── Records for the exercise
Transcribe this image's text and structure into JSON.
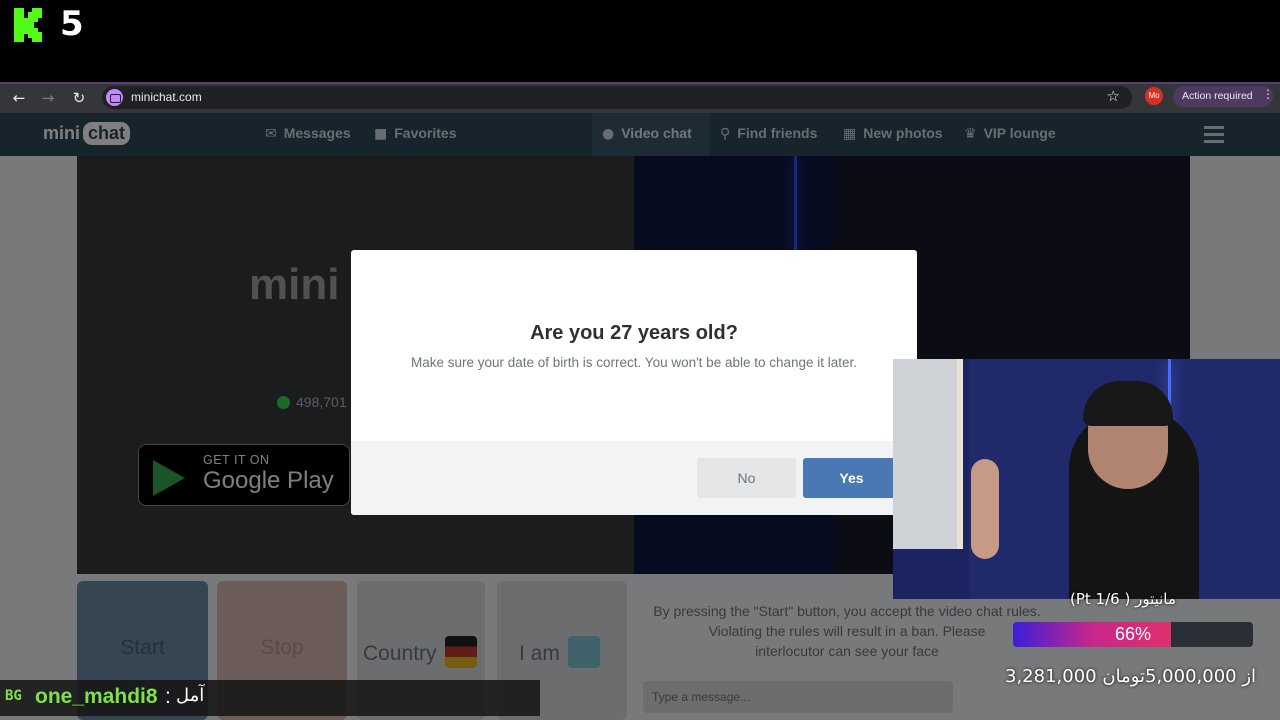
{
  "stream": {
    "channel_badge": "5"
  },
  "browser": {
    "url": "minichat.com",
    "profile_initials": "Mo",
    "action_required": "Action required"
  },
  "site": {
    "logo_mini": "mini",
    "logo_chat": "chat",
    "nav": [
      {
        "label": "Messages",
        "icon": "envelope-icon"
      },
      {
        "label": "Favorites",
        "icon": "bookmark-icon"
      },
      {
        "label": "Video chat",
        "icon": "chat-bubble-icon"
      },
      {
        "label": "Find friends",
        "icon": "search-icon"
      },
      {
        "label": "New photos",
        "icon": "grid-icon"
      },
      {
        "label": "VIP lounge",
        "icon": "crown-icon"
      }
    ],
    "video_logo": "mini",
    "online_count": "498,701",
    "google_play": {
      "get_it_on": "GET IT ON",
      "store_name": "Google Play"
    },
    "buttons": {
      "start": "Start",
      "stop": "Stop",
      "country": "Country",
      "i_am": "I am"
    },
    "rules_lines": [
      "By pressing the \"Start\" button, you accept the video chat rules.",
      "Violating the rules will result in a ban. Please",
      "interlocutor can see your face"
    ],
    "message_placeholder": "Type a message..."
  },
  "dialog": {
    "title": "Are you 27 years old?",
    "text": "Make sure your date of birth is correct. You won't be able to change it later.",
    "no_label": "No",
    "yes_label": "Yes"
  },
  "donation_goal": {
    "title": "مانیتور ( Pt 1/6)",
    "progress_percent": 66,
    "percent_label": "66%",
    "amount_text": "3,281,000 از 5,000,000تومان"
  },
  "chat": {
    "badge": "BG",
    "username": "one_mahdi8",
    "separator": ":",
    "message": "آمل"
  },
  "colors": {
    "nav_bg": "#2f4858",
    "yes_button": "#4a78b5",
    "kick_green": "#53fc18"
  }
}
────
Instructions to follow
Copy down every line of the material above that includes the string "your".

Answer to this problem
      "interlocutor can see your face"
    "text": "Make sure your date of birth is correct. You won't be able to change it later.",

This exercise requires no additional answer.